- What are the evergreen capabilities required for a C-suite role?
- What are our company’s biggest strategic opportunities and challenges?
- What is our company’s future aspiration and how might that affect leadership roles?
Start development early to build a deeper and more diverse talent bench
To increase the pipeline of future C-suite leaders, cast a wider net to identify potential successors. This might mean considering people beyond the obvious candidates and include individuals earlier in their career or those two or three levels below the C-suite. When retailers start early, contenders for top roles have more time to close development gaps through new roles, special projects, coaching or cross-business initiatives. Starting this process early also increases the odds that retailers will have a more diverse set of candidates to choose from when the time comes.
Many executives benefit from having a coach who can help them develop new capabilities and enhance their overall effectiveness. An experienced coach can help identify specific objectives and actions to help leaders achieve their goals, aligning developmental needs with the ability to create value for the organization. Change takes time, especially when it comes to developing people skills, so working with a coach should be viewed as practice, with the coach providing guidance and reinforcing behaviors over time.
Questions to ask:
- How can we adjust our formal assessment process to identify a diverse set of leadership contenders?
- What are the most significant capability gaps in our talent pipeline?
- How can we overcome barriers preventing promising leaders from getting the developmental opportunities they need?
Consider potential when assessing leadership candidates
While relevant experience is important when assessing future leaders, when it comes to the CEO and other C-suite roles, companies are more likely to hire people who will be serving in that role for the first time.
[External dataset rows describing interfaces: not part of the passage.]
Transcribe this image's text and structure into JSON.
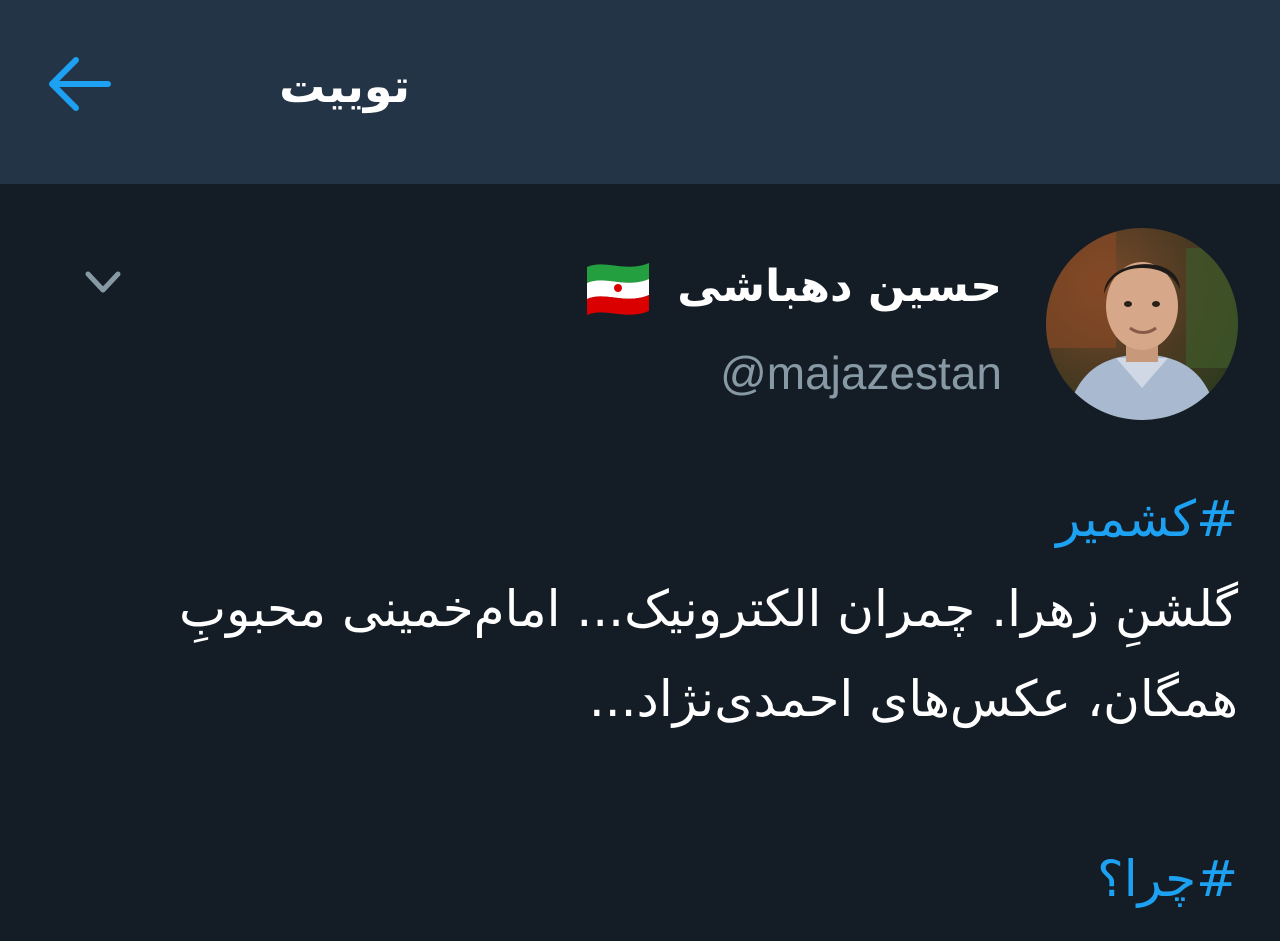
{
  "header": {
    "title": "توییت",
    "back_icon": "arrow-left-icon",
    "accent_color": "#1da1f2"
  },
  "tweet": {
    "author": {
      "display_name": "حسین دهباشی",
      "flag_icon": "iran-flag-icon",
      "handle": "@majazestan"
    },
    "menu_icon": "chevron-down-icon",
    "hashtag_1": "#کشمیر",
    "text": "گلشنِ زهرا. چمران الکترونیک... امام‌خمینی محبوبِ همگان، عکس‌های احمدی‌نژاد...",
    "hashtag_2": "#چرا؟"
  }
}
Research shows that 84 percent of newly appointed CEOs for S&P 500 companies have no prior experience in that position. And with the increased need for retail leaders who have broad cross-functional skill sets in areas ranging from digital and data and analytics to HR and omnichannel, it is unlikely that companies will find candidates who check every box. Thus, it is critical that retailers heavily weigh potential when evaluating candidates. Leaders who are agile and hungry to learn will adjust quickly to new expectations.
Spencer Stuart research finds that the ability to adapt, adjust and learn is vital for all CEOs, whether they have prior experience or not. Leaders who are agile, humble and resilient are more likely to be comfortable with ambiguity and make decisions amid rapid change and complex circumstances. And as the business world continues to evolve and yield more uncertainty, leaders will continue to face new situations and expectations, underlining the increased importance of these traits to leadership success. While assessing candidates for potential is challenging, retailers can consider working with an external partner that has assessment tools that target potential.
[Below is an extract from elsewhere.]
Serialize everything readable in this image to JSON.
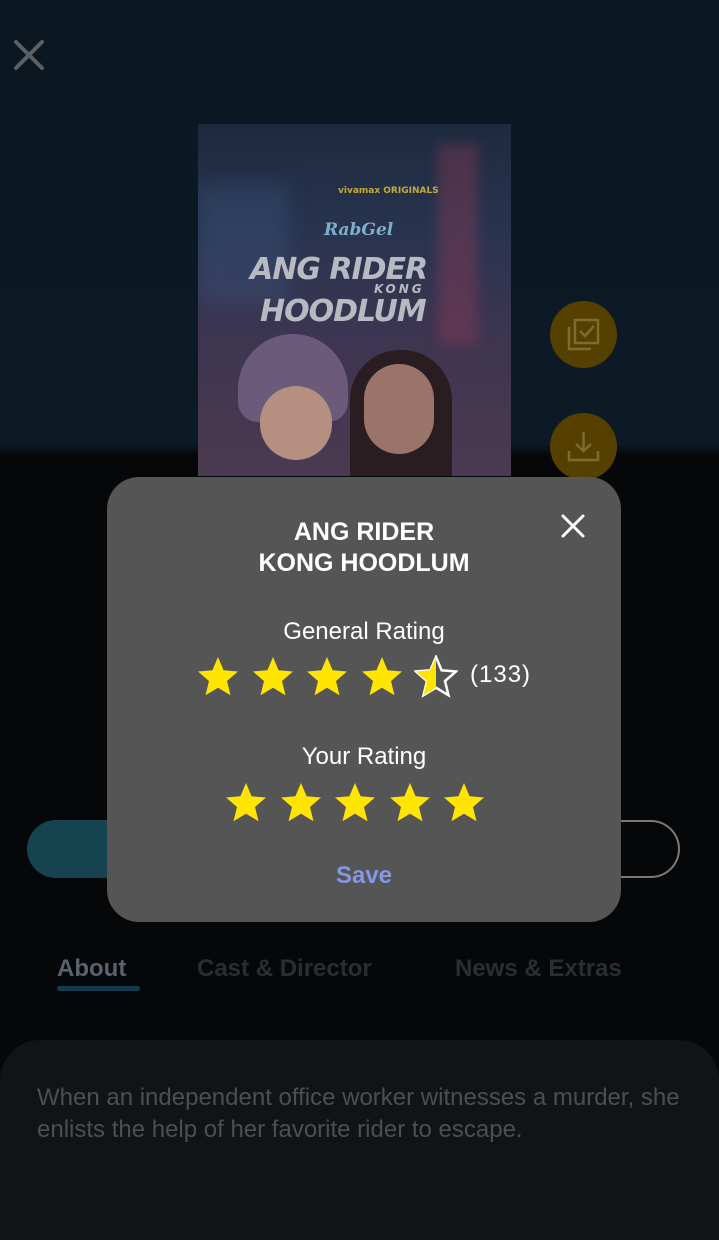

Questions to ask:
- Who, in lower levels of the organization, has the potential/adaptability to stretch beyond their current role?
- What did we learn in the pandemic about leadership that we can apply to succession planning?
- How well do we develop and reward nontraditional leadership attributes, such as self-awareness and cultural dexterity?
• • •
A common adage in business is that transformation starts at the top. The saying also applies when companies are pursuing large-scale changes to how they approach succession planning and leadership development — and talent development more broadly.
Current leaders have a responsibility to embrace and model a forward-looking approach to leadership development and succession planning that starts early, goes deeper and prepares for multiple scenarios. To get the broadest and most diverse base of talent, leaders must also establish inclusive cultures that look for excellence outside of the typical channels. By creating development pathways for diverse high-potential talent to succeed, organizations can feel confident that they are hiring future leaders best suited for the job.